WORKING DATA |
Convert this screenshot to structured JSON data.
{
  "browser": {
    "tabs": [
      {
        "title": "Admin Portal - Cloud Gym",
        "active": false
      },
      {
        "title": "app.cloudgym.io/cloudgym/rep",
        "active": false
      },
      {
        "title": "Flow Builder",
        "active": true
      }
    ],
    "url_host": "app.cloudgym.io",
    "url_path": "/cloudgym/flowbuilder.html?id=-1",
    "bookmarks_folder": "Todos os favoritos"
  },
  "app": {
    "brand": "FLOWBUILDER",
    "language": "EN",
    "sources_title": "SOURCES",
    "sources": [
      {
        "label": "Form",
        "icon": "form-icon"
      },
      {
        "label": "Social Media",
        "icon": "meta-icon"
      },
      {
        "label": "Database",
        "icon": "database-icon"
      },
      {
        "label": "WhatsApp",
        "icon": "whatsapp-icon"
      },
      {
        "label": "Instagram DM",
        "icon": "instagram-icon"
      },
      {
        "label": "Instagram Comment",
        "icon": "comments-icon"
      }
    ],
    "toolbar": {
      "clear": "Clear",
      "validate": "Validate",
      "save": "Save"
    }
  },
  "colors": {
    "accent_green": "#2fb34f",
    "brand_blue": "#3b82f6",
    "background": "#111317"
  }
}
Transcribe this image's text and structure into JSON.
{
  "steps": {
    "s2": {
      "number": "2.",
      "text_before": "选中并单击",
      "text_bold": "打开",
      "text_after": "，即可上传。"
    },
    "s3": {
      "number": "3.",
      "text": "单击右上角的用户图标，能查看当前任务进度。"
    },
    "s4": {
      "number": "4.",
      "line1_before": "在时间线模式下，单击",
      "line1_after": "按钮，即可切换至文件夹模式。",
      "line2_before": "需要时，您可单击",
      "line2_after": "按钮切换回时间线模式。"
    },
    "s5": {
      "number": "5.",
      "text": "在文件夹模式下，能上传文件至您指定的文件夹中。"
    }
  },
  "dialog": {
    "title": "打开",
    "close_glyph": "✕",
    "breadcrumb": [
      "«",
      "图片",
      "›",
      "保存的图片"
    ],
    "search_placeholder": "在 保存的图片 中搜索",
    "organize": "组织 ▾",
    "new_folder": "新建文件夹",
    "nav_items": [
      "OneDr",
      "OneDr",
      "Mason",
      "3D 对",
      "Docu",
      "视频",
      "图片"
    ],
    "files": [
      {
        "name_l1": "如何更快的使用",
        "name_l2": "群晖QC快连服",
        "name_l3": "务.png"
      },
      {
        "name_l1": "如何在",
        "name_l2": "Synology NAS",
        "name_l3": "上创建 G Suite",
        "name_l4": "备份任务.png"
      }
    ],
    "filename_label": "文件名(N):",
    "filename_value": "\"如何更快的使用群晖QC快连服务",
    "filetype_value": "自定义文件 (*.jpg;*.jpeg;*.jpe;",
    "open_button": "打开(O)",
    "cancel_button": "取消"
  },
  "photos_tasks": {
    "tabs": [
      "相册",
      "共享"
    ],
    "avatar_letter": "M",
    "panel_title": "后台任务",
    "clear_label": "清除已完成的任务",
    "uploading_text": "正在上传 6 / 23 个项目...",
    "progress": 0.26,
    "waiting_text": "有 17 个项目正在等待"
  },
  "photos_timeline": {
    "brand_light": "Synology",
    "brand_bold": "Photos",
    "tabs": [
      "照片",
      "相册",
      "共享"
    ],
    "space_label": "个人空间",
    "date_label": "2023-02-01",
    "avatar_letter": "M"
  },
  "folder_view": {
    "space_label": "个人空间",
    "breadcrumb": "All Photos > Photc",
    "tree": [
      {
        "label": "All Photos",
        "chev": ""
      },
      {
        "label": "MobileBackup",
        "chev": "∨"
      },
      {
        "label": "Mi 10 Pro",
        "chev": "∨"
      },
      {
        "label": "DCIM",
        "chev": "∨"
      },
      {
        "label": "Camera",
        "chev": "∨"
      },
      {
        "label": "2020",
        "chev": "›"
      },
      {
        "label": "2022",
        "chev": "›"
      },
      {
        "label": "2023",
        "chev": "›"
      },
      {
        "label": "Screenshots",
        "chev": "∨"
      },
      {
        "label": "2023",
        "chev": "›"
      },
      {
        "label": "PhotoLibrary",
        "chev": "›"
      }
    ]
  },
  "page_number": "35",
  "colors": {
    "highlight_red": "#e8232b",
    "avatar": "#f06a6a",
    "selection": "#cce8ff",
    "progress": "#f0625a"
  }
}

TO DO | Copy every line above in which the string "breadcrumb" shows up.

FINAL ANSWER |
    "breadcrumb": [
    "breadcrumb": "All Photos > Photc",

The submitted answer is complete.